Tuesday, November 4, 2008

#89 Steamed Ginger Pudding

My new ‘mate’ Butters came round on Saturday, so an evening of scoffing food, watching crap telly and playing computer games, amongst other activities was planned. Totally un-in-keeping with this project, I decided to do a Thai meal, so earlier in the day, I went into Manchester’s China Town with my chum Stuart for supplies. As you may, or may not, know I’m an old hand at Thai, Indian and most other popular Asian cookery and the point of this blog was to teach myself English cookery, but Stuart can’t cook for toffee and since Thai food is probably the place to start – as long as you can chop and read, you can cook Thai – the trip was really to help him get going, but also Butters (same nickname as me! What’s THAT about?) likes East Asian food, so I thought I’d cook some too. I made a fragrant tofu and tomato soup for starters and then a red curry. For pudding, however, I thought I’d do a Grigson but try to pick a dessert that fit the meal, so I went for a steamed ginger pudding. It contains that spicy-sweet stem ginger, that you get in jars. Brilliant. I love steam puddings, they’re da shit…

Start off by buttering a one pint pudding bowl. Then, cream together 3 ounces of butter with two of sugar, beat in a large egg, 4 ounces of self-raising flour, 4 ounces of chopped stem ginger, along with a tablespoon of ginger syrup from the jar and ¼ teaspoon of ground ginger. The dough should be quite soft, so if not add a little milk to loosen it up slightly. Put in the pudding basin and cover well (if you don’t have a plastic one with lid, use a sheet of foil with a pleat in it, secured with an elastic band). Steam this for two hours. I put it on just before I started making the main.


Turn the pudding out onto a plate if you like – always impressive. Serve with custard, cream, or with this sherry sauce given by Griggers (leave out the sherry and you get a thin, frothy custard sauce):

Whisk together two large egg yolks, half a tablespoon of sugar and ¼ pint of sherry in a bowl or basin. Place the basin over a pan of just-simmering water and whisk until the sauce thickens and becomes frothy, adding the cream slowly as you go. Unlike custard, this can’t be made in advance so make sure your guests don’t mind you disappearing for 10 minutes between courses.

#89 Steamed Ginger Pudding – 7/10. I fooking LOVE puddings. Plus a ginger pudding really is an English classic, and now that it’s autumn, there shall be many more. Really they all score at least 9 for me, but I reckon there are better ones to come, such as – in many people’s opinion – the ultimate: Sussex Pond Pudding. I may do that one next. The sherry sauce was odd though, the strong sherry flavour didn’t drown out the ginger flavour of the pudding, but I think I would’ve preferred good old custard, so I give that a 5/10 – nice, but won’t make it again…

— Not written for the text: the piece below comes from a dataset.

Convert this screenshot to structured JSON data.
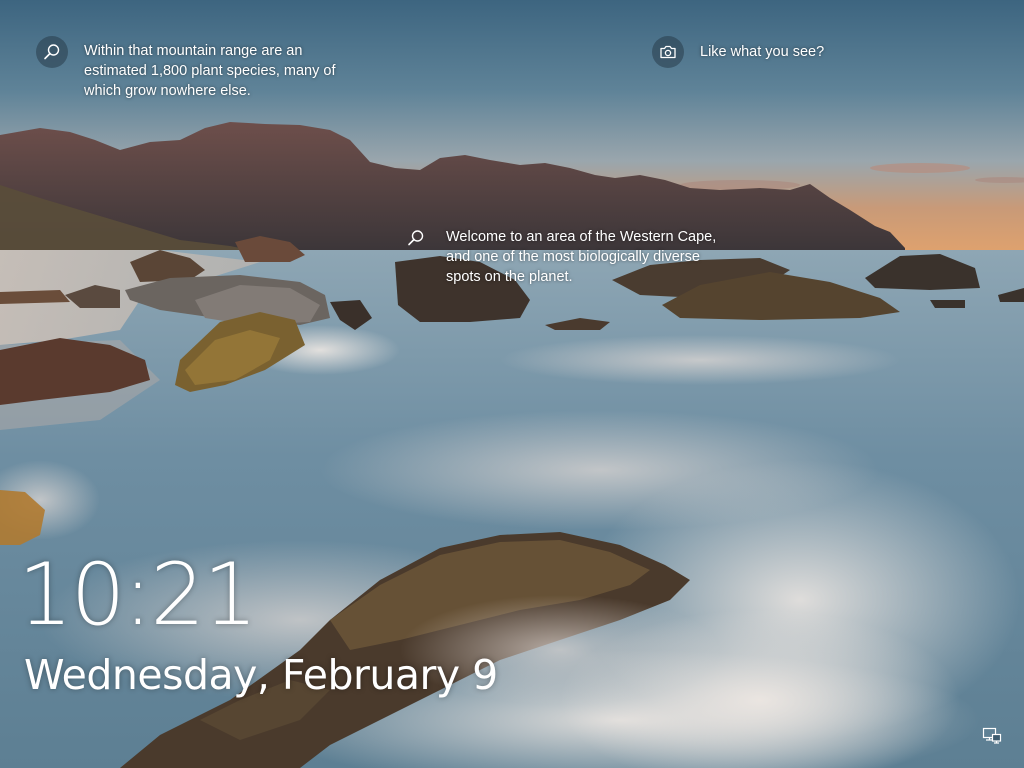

But, all-in-all the evening was a total success, and Butters and I had an ace evening. I am planning the next one already...

1 comment:

butters said...

8/10. i freakin loved this ginger pudd (i think i may have preferred it to the pond pudd, although i am a fan of ginger).Really nice especially with the crunchy stem ginger bits. Another hearty autumnal pudd. I shall have to agree with butters on the sauce, perhaps just good old plain custard next time butters, or some lovely white chocolate sauce or something.